Inappropriate Elimination (Cats)
A dislike of the litter box and/or litter
Stress related misbehavior (including territory marking or spraying).
A new person (especially a baby) in the house
A person that has recently left the house (permanently or temporarily)
New pieces of furniture, new drapes, or new carpet
Rearrangement of the furniture or litter box
Moving to a new house
A new pet in the house
A pet that has recently left the house
A cat in heat in the neighborhood
A new dog or cat in the neighborhood that can be heard by the indoor cat
A litter box that is not being cleaned frequently enough
Some kind of incident that makes a covered box undesirable (cat is too large now, smell, stressed by surroundings or other animals while inside the box, etc)
The duration is less than one month when treatment begins
There only one or two locations in the house which the cat uses for inappropriate elimination
It is possible to identify and relieve the stress-causing situation
It is possible to neutralize the odor caused by the urine or stool
You have only one cat
A. A product to neutralize the odor of the urine or stool should be used in places where inappropriate urination or defecation has occurred. If the objectionable location is on carpet, it is necessary to treat the carpet and the pad below because most of the odor will be in the pad. This usually means soaking the carpet with the neutralizing product so it penetrates into the pad. Test an inconspicuous piece of carpet for staining before using any odor neutralizing product.
B. Cover the area(s) with aluminum foil and secure it to the carpet or furniture with masking tape. Aluminum foil is a suface on which most cats will not walk.
C. If the soil in potted plants is being used a few things can be tried to repel the cat:
Spray Bitter Apple around and on the pot.
Fill an un-penetratable object with moth balls. Poke holes in the container so the smell is apparant.
Place orange peels at the base of the plant.
Place a bowl of vinegar near the plant
Place larger pebbles on top of the soil in the pot. This will deter any digging by your cat.
A. Purchase a new litter box; even well-cleaned litter boxes have odor deep inside the plastic. It is important to remember that although we like our privacy, some cats find a hooded litter box undesirable.
B. Purchase non-scented clumping litter to start. If your cat has not been using this kind of litter, it will usually find it more desirable than the scented clay types. This increases the chances that the new litter box will be used. In the instance that your cat has a substrate aversion, there may be some trial and error in finding the substrate your cat will use.
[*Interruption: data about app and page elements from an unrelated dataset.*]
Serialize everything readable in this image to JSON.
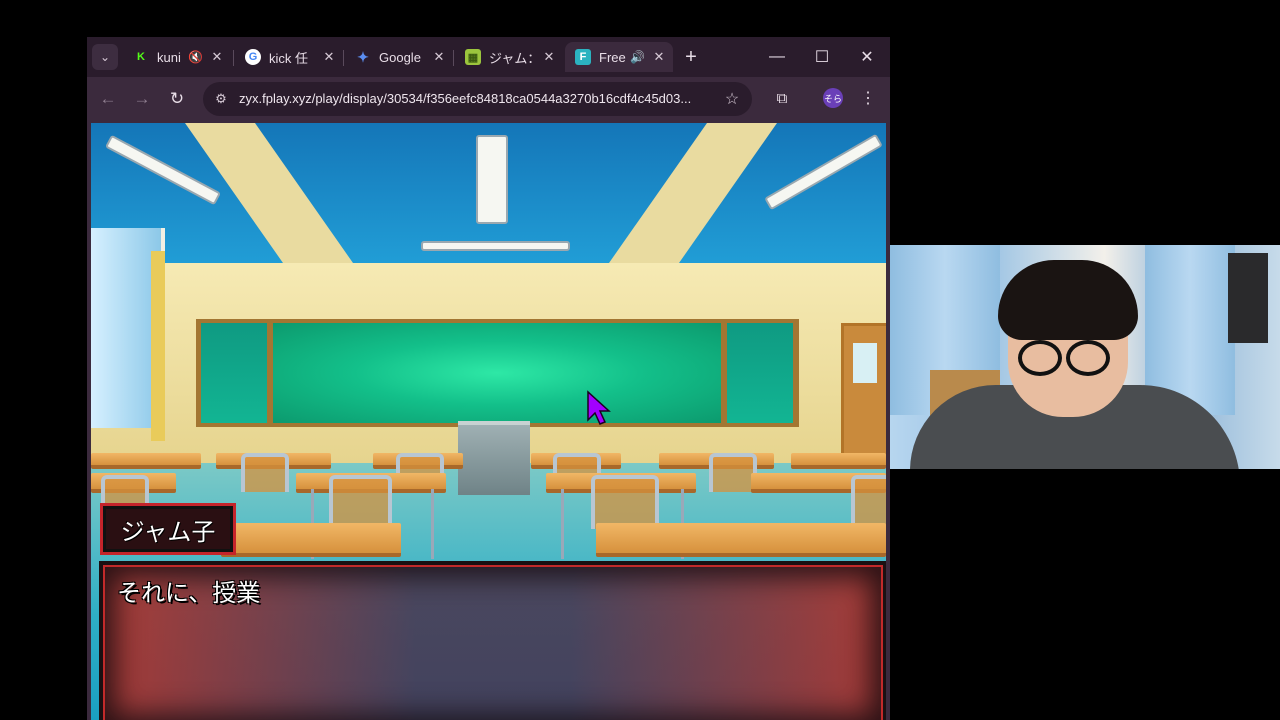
{
  "browser": {
    "tabs": [
      {
        "title": "kuni",
        "favicon": "K",
        "favicon_color": "#53fc18",
        "status_icon": "muted-speaker-icon",
        "active": false
      },
      {
        "title": "kick 任",
        "favicon": "G",
        "favicon_color": "#4285f4",
        "status_icon": "",
        "active": false
      },
      {
        "title": "Google",
        "favicon": "✦",
        "favicon_color": "#5b8def",
        "status_icon": "",
        "active": false
      },
      {
        "title": "ジャム：",
        "favicon": "▦",
        "favicon_color": "#9bc53d",
        "status_icon": "",
        "active": false
      },
      {
        "title": "Free",
        "favicon": "F",
        "favicon_color": "#2bb3c0",
        "status_icon": "speaker-icon",
        "active": true
      }
    ],
    "url": "zyx.fplay.xyz/play/display/30534/f356eefc84818ca0544a3270b16cdf4c45d03...",
    "profile_initials": "そら"
  },
  "game": {
    "speaker_name": "ジャム子",
    "dialogue": "それに、授業",
    "scene": "classroom",
    "colors": {
      "name_box_border": "#c4242b",
      "chalkboard": "#13c08a"
    }
  },
  "webcam": {
    "present": true
  }
}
Fortunately, there are many types of litter to choose from: dirt, sand, pine pellets, newspaper pellets, shredded paper, crystal balls, non-clumping clay, clumping-clay, scented and non-scented of most types...and the list goes on. Once you find something that works- stick with it!
C. Place the new litter box near the area of inappropriate elimination until it is used for several days, then move it 2-3 feet per day back to the desired location.
D. Keep the existing litter box in the normal location in case the aversion therapy causes your cat to return
Anti-depressant and/or anti-anxiety medication (amitriptyline, buspirone)
Tranquilizers, including diazepam and phenobarbital
Hormones, including megesterol acetate and medroxyprogesterone acetate